HELD: The federal Partial-Birth Abortion Ban Act is not void for vagueness and does not impose an undue burden on a woman's right to abortion based on overbreadth or lack of health exception. The State has the power to restrict abortions after viability and has legitimate interests from the pregnancy's outset in protecting the health of the woman and the life of the fetus.
These cases required the Court to consider the validity of the Partial-Birth Abortion Ban Act of 2003 (Act), 18 U.S.C. [section] 1531 (2000 ed., Supp. IV), a federal statute regulating abortion procedures. In No. 05-380 (Carhart) respondents were LeRoy Carhart, William G. Fitzhugh, William H. Knorr, and Jill L. Vibhakar, doctors who perform second-trimester abortions. These doctors filed their complaint against the Attorney General of the United States in the United States District Court for the District of Nebraska. They challenged the constitutionality of the Act and sought a permanent injunction against its enforcement. Carhart v. Ashcroft, 331 F. Supp. 2d 805 (2004). In 2004, after a two week trial, the District Court granted a permanent injunction that prohibited the Attorney General from enforcing the Act in all cases but those in which there was no dispute that the fetus was viable. Id. at 1048. The Court of Appeals for the Eighth Circuit affirmed. 413 F. 3d 791 (2005).
In No. 05-1382 (Planned Parenthood) respondents were Planned Parenthood Federation of America, Inc., Planned Parenthood Golden Gate, and the City and County of San Francisco. The Planned Parenthood entities sought to enjoin enforcement of the Act in a suit filed in the United States District Court for the Northern District of California. Planned Parenthood Federation of Am. v. Ashcroft, 320 F. Supp. 2d 957 (2004). The City and County of San Francisco intervened as plaintiff. In 2004, the District Court held a trial and it, too, enjoined the Attorney General from enforcing the Act. Id. at 1035. The Court of Appeals for the Ninth Circuit affirmed. 435 F. 3d 1163 (2006).
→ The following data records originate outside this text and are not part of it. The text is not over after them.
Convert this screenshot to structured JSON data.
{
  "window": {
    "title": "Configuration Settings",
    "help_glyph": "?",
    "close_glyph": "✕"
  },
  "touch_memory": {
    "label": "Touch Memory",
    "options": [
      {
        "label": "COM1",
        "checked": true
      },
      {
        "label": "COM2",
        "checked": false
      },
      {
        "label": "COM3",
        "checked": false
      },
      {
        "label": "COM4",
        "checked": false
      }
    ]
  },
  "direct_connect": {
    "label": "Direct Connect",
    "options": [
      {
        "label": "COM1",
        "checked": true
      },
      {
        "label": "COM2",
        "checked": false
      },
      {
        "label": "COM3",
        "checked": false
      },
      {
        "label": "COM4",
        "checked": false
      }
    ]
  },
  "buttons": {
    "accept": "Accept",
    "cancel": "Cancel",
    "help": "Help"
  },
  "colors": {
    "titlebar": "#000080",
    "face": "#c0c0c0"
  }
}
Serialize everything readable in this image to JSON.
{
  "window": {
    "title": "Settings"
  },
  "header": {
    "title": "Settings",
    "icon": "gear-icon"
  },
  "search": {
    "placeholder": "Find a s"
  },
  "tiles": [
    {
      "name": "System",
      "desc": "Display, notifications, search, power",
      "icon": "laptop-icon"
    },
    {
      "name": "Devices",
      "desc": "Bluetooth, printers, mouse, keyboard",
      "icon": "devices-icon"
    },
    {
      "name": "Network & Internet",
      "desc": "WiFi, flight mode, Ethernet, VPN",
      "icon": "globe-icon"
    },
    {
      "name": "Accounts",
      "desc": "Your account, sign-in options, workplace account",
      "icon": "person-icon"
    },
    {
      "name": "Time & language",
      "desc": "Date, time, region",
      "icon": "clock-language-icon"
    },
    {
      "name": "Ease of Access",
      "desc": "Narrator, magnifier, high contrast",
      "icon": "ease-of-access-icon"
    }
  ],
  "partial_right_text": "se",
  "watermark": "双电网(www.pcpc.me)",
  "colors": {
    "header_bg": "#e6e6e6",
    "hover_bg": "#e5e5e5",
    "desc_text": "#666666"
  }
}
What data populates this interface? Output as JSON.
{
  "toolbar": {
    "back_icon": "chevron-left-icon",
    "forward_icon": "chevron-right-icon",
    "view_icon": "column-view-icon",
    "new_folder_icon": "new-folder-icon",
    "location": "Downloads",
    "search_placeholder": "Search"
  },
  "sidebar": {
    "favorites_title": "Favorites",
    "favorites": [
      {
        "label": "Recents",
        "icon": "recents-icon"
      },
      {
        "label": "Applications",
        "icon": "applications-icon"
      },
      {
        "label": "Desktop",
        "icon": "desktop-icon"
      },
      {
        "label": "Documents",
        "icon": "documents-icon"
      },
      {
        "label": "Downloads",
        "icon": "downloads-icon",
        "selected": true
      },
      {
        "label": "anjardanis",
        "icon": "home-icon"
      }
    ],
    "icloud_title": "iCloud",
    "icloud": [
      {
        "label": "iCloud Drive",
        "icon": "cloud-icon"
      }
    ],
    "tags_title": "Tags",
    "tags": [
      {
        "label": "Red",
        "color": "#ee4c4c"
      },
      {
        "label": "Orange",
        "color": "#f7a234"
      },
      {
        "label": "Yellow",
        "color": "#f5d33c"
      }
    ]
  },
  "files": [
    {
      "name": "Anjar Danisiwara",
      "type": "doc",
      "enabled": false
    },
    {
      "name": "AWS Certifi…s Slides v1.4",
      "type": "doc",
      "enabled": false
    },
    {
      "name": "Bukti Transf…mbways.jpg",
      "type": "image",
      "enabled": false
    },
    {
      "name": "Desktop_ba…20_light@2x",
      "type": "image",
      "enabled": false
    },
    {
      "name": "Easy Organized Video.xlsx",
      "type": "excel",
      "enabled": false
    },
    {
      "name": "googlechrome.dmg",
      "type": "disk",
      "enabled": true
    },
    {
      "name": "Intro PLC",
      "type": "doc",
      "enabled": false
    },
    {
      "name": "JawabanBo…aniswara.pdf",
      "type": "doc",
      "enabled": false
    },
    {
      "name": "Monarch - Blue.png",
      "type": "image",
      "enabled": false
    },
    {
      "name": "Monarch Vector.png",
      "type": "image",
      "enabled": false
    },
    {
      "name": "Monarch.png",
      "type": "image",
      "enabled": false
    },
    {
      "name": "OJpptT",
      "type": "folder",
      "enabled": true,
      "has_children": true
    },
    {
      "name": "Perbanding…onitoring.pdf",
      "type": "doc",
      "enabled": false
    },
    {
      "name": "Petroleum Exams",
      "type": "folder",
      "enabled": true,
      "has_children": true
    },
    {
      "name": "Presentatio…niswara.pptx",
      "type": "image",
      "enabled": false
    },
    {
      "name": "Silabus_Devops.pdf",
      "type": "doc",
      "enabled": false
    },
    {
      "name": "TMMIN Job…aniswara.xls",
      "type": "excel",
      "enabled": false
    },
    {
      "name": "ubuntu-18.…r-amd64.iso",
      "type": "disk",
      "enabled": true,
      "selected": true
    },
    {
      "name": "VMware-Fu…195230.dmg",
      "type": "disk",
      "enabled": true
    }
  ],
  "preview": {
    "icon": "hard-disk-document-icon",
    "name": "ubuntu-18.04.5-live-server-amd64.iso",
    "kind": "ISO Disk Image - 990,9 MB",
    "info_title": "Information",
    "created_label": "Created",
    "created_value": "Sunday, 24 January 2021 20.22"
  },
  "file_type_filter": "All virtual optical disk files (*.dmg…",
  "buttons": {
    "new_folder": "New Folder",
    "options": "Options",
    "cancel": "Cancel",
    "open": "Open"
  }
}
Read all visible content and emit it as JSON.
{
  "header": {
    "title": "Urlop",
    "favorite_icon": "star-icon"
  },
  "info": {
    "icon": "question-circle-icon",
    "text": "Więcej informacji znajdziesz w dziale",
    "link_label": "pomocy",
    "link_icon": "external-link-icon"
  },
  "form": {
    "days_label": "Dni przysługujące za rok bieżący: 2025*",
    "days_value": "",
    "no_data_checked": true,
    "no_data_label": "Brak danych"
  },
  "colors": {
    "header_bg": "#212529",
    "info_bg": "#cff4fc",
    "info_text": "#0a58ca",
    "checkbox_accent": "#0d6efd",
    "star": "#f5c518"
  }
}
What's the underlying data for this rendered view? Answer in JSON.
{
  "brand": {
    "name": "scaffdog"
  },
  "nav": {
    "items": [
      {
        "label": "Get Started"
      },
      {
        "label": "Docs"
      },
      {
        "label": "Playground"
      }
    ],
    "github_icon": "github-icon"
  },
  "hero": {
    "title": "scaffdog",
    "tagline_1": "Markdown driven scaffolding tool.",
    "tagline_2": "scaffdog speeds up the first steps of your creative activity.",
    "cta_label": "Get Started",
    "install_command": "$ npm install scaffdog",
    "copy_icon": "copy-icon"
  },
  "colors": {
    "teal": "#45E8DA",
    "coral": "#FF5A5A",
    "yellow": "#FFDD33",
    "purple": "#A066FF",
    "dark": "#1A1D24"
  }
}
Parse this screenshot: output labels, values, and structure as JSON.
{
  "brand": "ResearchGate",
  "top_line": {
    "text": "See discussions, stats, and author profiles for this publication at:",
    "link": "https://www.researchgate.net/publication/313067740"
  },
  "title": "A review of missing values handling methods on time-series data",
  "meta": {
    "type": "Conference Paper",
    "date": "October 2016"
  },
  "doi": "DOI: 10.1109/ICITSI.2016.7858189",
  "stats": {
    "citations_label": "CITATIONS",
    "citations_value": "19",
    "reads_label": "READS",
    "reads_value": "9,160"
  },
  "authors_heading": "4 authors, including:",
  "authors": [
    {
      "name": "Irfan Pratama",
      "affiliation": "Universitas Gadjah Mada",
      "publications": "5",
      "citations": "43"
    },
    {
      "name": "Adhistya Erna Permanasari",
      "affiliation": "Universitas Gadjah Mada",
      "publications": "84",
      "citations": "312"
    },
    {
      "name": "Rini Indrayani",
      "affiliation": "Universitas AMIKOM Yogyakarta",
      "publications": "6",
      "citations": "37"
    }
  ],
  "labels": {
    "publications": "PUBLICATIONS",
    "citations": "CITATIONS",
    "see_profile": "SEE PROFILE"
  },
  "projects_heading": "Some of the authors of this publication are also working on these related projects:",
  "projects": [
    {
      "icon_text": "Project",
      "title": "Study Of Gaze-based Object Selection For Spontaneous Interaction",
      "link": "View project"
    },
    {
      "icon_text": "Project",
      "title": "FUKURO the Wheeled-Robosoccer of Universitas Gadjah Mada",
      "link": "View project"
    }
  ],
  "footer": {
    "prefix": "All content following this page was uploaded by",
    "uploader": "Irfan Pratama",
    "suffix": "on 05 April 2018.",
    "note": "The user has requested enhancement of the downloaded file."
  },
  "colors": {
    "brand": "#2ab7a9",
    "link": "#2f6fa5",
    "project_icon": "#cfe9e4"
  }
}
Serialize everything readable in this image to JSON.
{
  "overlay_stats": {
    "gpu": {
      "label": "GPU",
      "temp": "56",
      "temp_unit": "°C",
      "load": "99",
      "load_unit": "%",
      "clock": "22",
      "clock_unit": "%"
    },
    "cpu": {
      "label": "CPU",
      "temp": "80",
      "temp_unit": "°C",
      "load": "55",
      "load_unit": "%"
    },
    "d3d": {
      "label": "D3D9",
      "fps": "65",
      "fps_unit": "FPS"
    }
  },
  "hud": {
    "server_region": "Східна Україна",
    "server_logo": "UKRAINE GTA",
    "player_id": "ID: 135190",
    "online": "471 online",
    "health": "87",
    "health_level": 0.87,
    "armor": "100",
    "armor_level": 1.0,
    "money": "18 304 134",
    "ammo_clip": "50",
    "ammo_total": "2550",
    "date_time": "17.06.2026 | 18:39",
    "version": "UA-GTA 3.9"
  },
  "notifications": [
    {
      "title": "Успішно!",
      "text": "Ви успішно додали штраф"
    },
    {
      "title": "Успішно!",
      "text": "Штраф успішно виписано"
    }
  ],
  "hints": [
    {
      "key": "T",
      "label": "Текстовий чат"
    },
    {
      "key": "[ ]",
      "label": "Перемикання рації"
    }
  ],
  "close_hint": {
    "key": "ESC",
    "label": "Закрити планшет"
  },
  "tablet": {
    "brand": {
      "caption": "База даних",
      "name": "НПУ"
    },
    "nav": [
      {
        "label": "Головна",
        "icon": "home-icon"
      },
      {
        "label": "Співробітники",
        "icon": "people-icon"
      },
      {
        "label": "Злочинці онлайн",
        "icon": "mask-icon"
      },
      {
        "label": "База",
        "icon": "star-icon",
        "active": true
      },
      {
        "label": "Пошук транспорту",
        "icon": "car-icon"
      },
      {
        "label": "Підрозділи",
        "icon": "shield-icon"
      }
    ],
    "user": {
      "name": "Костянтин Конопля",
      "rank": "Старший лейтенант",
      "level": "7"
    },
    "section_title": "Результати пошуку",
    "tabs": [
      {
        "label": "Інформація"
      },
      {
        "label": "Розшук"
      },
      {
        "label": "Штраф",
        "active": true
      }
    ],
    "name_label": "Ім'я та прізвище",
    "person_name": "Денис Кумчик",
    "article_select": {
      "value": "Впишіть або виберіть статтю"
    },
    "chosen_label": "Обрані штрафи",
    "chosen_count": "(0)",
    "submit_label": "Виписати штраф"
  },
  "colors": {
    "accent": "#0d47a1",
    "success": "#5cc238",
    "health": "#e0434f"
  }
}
The Act proscribes a particular manner of ending fetal life. Abortion methods vary depending to some extent on the preferences of the physician, the term of the pregnancy, and the resulting stage of the unborn child's development. Between 85 and 90 percent of the approximately 1.3 million abortions performed each year in the United States take place in the first trimester. The most common first-trimester abortion methods are vacuum aspiration and mifepristone (RU-486). The Act does not regulate these procedures.
Of the remaining abortions that take place each year, most occur in the second trimester. The usual abortion method in the second and third trimesters is the dilation and evacuation or D&E method. The abortion method subject to the Act is a variation of the standard D&E method, sometimes called "intact D&E," "dilation and extraction" ("D&X"), and "intact D&X." In the standard DUE, the fetus is pulled apart and removed piece by piece. In the intact DUE, the fetus is not pulled apart. Instead, the living fetus is delivered feet first...